According to Jacobson, he and other leaders in the industry began to see this problem more often about two years ago. The remedy they developed was Software Engineering Method and Theory (SEMAT): a collaboration of companies, thought leaders and academic institutions as a way to attack what they believe to be the fundamental problems of the software development community.
They noticed that despite the different methodologies and different systems, there is a commonality in software development, and students need to be taught that commonality instead of just learning how to use a process or programming language.
The SEMAT group, according to Jacobson, has a three-year vision in which they believe they can fix the fundamental issues he believes are harming the software development community.
“We have a large group of people working together to develop a vision for SEMAT, a three-year vision,” he said. “After three years, we think there is a good chance that the universities will start to teach software engineering in a more theoretical basis.
“Today, if you go to universities around the world, when they teach software engineering, either they do it in a way that is not supported by the industry, or they don’t teach anything. They just teach examples or methods. This means we don’t have robust engineers, so they will fall in love with something new, because that’s all they know how to do. New technologies sound appealing and then developers are happy to run after that.”
He added that new methodologies don’t always contain all of the practices one needs for developing software. For example, Scrum doesn’t talk about gathering requirements or doing tests, so a developer would need another methodology in order to complete those portions of the software development life cycle, according to Jacobson.
Jacobson believes that building winning teams—teams that understand which methodology fits into their existing programs and how new methodologies can be folded into existing practices—is an essential part of creating this common ground within the development community.
His consulting firm, Ivar Jacobson International, teaches development teams at medium- to enterprise-sized businesses in seven countries on how to scale their agile strategy across the company. “We don’t tell them about a particular technique [of agile methodology], we just introduce product management techniques, iterative development techniques, and other Kanban and lean technologies,” he said.
“We introduce agile techniques for product management, iterative development, Kanban-like techniques, use cases and user stories, combined into something that gets the best of these two worlds. We help them with architecture, which is quite demanding.”
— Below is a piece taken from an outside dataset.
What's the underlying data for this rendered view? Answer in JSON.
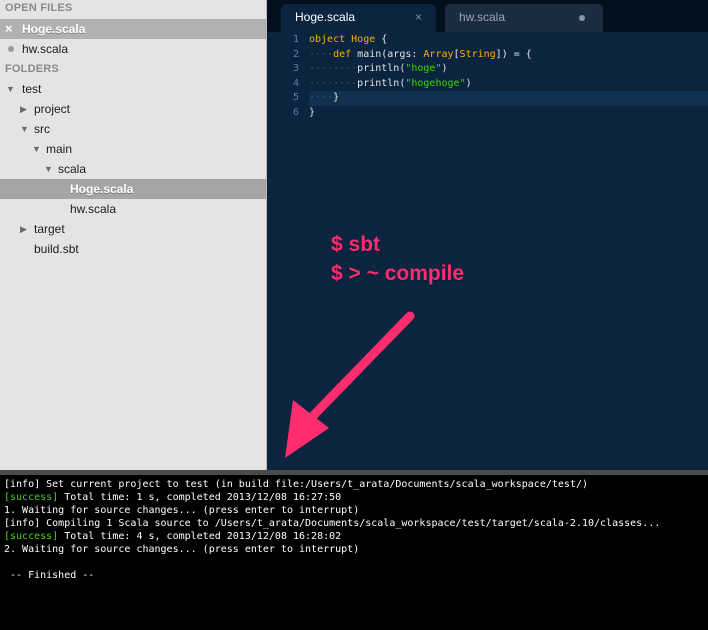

Ultimately, in order to be successful, Jacobson believes a sense of community must be created in individual companies and among developers around the world.
“You need to create a community, especially in geographically distributed teams, so that you can inspire everyone to adopt it in a systematic way,” he said.